Let’s Talk: Young people shaping the future of education in Europe
The Communication on the European Education Area is foreseen to be adopted on 30 September 2020.
As a run-up to its adoption and part of an ongoing consultation process, a video conference with European Commissioner for Innovation, Research, Culture, Education and Youth, Mariya Gabriel, and representatives of youth organisations from across the European Union (EU) took place on 9 July.
The purpose of the video conference was to hear young people’s views on what matters to them in relation to the future of education and learning.
Commissioner Gabriel opened the discussion by emphasising that we look to young people to hear about their aspirations, passions and ideas as to how to make our societies more fair, resilient, digital and green.
She highlighted that everyone should have access to high-quality and inclusive education and that the upcoming Communication aims to achieve this through strengthened investment, rolling out a bigger and stronger future Erasmus programme, by pressing ahead with the European Universities Initiative, offering Erasmus Digital Skills Traineeships in 2021; as well as focusing on cross-border cooperation, such as volunteering, through the European Solidarity Corps.
Commissioner Gabriel also mentioned that we look to the enthusiasm and ideas of young people as to how education can become more empowering.
Moderated by Stefaan Hermans, Director of Policy Strategy and Evaluation at the Directorate-General for Education, Youth, Sport and Culture (DG EAC), the video conference brought together around a dozen youth leaders representing tens of millions of young people across the EU, who had clear views as to what education should deliver on in the years to come.
Key takeaways from the discussions included:
the need for a strengthened budget for the future Erasmus programme in view of making it more inclusive, sustainable and digital
equal access to high-quality education for all ensuring that no one is left behind, including young people in both urban and rural areas, as well as marginalised youth
the importance of digital literacy and the urgent need for young people, educators and teachers to improve their digital skills
making the case to create synergies between formal, non-formal and informal learning as a means to provide a more flexible way of learning and the need to formally recognise non-formal and informal learning
updating curriculum to ensure that it reflects the learning needs of today’s societies, including sustainable development, values, digital literacy and civic education
the relevance of European identity, diversity and cultural heritage when looking at the future of learning
Commissioner Gabriel concluded by thanking the participants for sharing their ideas and visions.

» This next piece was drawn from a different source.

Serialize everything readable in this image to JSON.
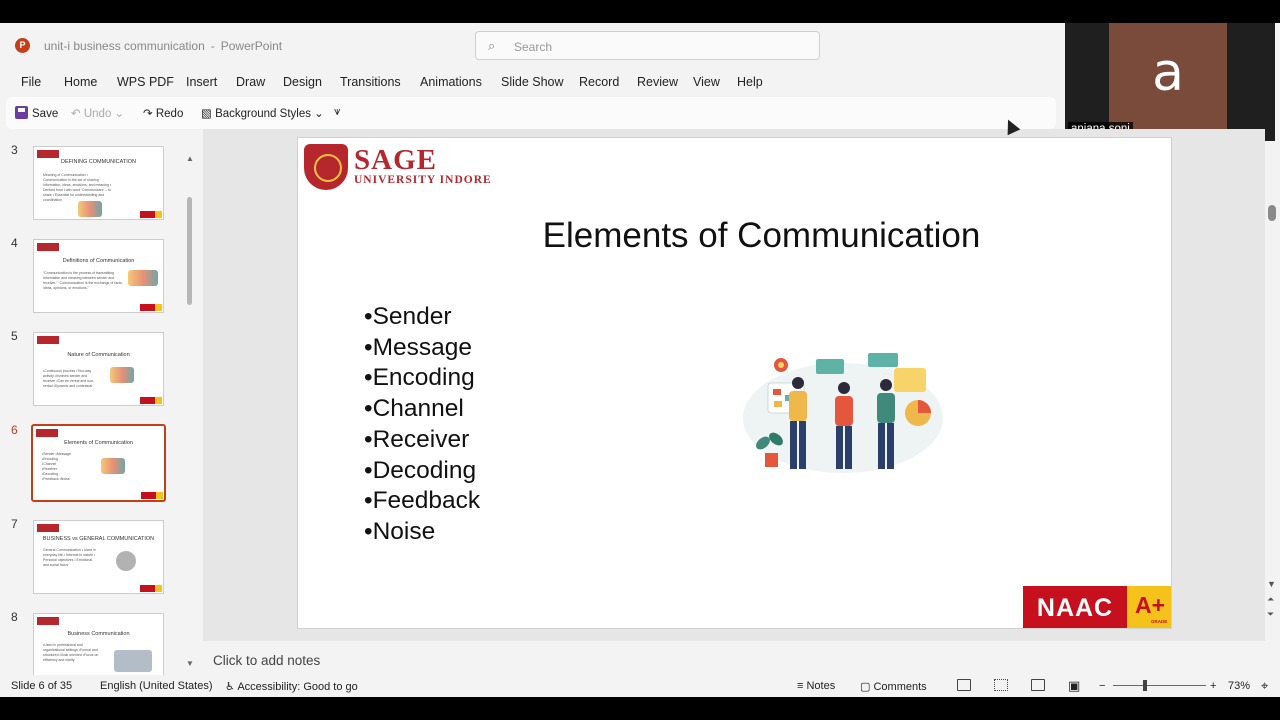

She agreed that an increased budget for the future Erasmus programme is vital and asked participants for their support (on 17 and 18 July) when EU leaders meet in Brussels to discuss the long-term EU budget 2021-2027 and the COVID-19 recovery plan.
The Commissioner also mentioned that we look to young people and the role they can play regarding the Missions within Horizon Europe (which include cancer, smart cities and climate change adaptation), as research and innovation in these areas may hold the answers to some of today’s most pressing challenges.
Lastly, she invited participants to take part in the Open Public Consultation for the Digital Education Action Plan and signalled that the she would consult youth leaders once again right after the adoption of the European Education Area communication to discuss young people’s role in its implementation.
Header image: © European Union, 2020.